---------- MATERIAL TO PROCESS ----------

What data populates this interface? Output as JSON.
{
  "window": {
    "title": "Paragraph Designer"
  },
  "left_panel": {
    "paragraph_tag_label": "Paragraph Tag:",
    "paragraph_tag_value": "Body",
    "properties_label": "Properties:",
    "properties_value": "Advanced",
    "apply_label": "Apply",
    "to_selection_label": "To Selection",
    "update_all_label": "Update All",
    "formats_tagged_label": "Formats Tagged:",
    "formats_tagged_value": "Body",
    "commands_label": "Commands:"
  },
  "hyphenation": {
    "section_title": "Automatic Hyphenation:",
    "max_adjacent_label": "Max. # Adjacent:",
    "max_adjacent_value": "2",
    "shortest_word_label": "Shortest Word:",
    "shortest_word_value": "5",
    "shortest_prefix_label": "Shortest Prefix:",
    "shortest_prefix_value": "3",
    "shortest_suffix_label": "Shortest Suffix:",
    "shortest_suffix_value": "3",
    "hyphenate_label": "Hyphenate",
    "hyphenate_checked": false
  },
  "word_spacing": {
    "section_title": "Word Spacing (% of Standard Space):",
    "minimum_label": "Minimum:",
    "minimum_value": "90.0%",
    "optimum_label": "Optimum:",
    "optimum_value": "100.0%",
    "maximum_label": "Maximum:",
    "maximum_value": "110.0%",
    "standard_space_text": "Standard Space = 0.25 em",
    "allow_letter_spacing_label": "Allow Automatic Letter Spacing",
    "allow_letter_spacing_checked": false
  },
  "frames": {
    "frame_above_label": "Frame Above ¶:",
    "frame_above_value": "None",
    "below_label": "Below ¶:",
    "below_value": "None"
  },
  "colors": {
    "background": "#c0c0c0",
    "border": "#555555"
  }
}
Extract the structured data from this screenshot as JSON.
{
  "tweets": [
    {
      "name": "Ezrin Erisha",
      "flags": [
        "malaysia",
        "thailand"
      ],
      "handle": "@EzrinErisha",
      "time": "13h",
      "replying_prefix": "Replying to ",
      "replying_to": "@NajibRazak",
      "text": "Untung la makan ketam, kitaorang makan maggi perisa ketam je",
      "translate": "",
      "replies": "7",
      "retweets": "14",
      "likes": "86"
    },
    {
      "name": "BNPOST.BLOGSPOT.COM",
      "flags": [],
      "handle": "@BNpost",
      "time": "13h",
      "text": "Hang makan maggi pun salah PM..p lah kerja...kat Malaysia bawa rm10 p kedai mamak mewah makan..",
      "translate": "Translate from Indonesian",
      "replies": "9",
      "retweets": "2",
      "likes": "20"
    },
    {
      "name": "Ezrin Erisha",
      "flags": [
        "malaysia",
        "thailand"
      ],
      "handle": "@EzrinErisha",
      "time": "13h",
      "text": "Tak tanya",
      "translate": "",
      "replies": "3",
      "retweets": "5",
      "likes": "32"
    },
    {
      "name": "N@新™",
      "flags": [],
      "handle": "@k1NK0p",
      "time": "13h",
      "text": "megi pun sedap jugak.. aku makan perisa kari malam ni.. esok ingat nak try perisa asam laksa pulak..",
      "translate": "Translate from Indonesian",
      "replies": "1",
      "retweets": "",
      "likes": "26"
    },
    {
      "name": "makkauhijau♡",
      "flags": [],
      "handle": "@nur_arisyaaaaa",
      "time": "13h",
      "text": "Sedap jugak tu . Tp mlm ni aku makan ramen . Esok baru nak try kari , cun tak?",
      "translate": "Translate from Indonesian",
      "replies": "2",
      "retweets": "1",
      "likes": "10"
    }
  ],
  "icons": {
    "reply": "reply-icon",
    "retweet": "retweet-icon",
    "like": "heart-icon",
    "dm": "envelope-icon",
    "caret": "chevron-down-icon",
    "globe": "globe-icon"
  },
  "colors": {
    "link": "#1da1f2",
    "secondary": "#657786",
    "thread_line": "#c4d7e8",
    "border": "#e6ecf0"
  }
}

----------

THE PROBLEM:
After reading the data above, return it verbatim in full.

PROBLEM SOLUTION:
What data populates this interface? Output as JSON.
{
  "window": {
    "title": "Paragraph Designer"
  },
  "left_panel": {
    "paragraph_tag_label": "Paragraph Tag:",
    "paragraph_tag_value": "Body",
    "properties_label": "Properties:",
    "properties_value": "Advanced",
    "apply_label": "Apply",
    "to_selection_label": "To Selection",
    "update_all_label": "Update All",
    "formats_tagged_label": "Formats Tagged:",
    "formats_tagged_value": "Body",
    "commands_label": "Commands:"
  },
  "hyphenation": {
    "section_title": "Automatic Hyphenation:",
    "max_adjacent_label": "Max. # Adjacent:",
    "max_adjacent_value": "2",
    "shortest_word_label": "Shortest Word:",
    "shortest_word_value": "5",
    "shortest_prefix_label": "Shortest Prefix:",
    "shortest_prefix_value": "3",
    "shortest_suffix_label": "Shortest Suffix:",
    "shortest_suffix_value": "3",
    "hyphenate_label": "Hyphenate",
    "hyphenate_checked": false
  },
  "word_spacing": {
    "section_title": "Word Spacing (% of Standard Space):",
    "minimum_label": "Minimum:",
    "minimum_value": "90.0%",
    "optimum_label": "Optimum:",
    "optimum_value": "100.0%",
    "maximum_label": "Maximum:",
    "maximum_value": "110.0%",
    "standard_space_text": "Standard Space = 0.25 em",
    "allow_letter_spacing_label": "Allow Automatic Letter Spacing",
    "allow_letter_spacing_checked": false
  },
  "frames": {
    "frame_above_label": "Frame Above ¶:",
    "frame_above_value": "None",
    "below_label": "Below ¶:",
    "below_value": "None"
  },
  "colors": {
    "background": "#c0c0c0",
    "border": "#555555"
  }
}
Extract the structured data from this screenshot as JSON.
{
  "tweets": [
    {
      "name": "Ezrin Erisha",
      "flags": [
        "malaysia",
        "thailand"
      ],
      "handle": "@EzrinErisha",
      "time": "13h",
      "replying_prefix": "Replying to ",
      "replying_to": "@NajibRazak",
      "text": "Untung la makan ketam, kitaorang makan maggi perisa ketam je",
      "translate": "",
      "replies": "7",
      "retweets": "14",
      "likes": "86"
    },
    {
      "name": "BNPOST.BLOGSPOT.COM",
      "flags": [],
      "handle": "@BNpost",
      "time": "13h",
      "text": "Hang makan maggi pun salah PM..p lah kerja...kat Malaysia bawa rm10 p kedai mamak mewah makan..",
      "translate": "Translate from Indonesian",
      "replies": "9",
      "retweets": "2",
      "likes": "20"
    },
    {
      "name": "Ezrin Erisha",
      "flags": [
        "malaysia",
        "thailand"
      ],
      "handle": "@EzrinErisha",
      "time": "13h",
      "text": "Tak tanya",
      "translate": "",
      "replies": "3",
      "retweets": "5",
      "likes": "32"
    },
    {
      "name": "N@新™",
      "flags": [],
      "handle": "@k1NK0p",
      "time": "13h",
      "text": "megi pun sedap jugak.. aku makan perisa kari malam ni.. esok ingat nak try perisa asam laksa pulak..",
      "translate": "Translate from Indonesian",
      "replies": "1",
      "retweets": "",
      "likes": "26"
    },
    {
      "name": "makkauhijau♡",
      "flags": [],
      "handle": "@nur_arisyaaaaa",
      "time": "13h",
      "text": "Sedap jugak tu . Tp mlm ni aku makan ramen . Esok baru nak try kari , cun tak?",
      "translate": "Translate from Indonesian",
      "replies": "2",
      "retweets": "1",
      "likes": "10"
    }
  ],
  "icons": {
    "reply": "reply-icon",
    "retweet": "retweet-icon",
    "like": "heart-icon",
    "dm": "envelope-icon",
    "caret": "chevron-down-icon",
    "globe": "globe-icon"
  },
  "colors": {
    "link": "#1da1f2",
    "secondary": "#657786",
    "thread_line": "#c4d7e8",
    "border": "#e6ecf0"
  }
}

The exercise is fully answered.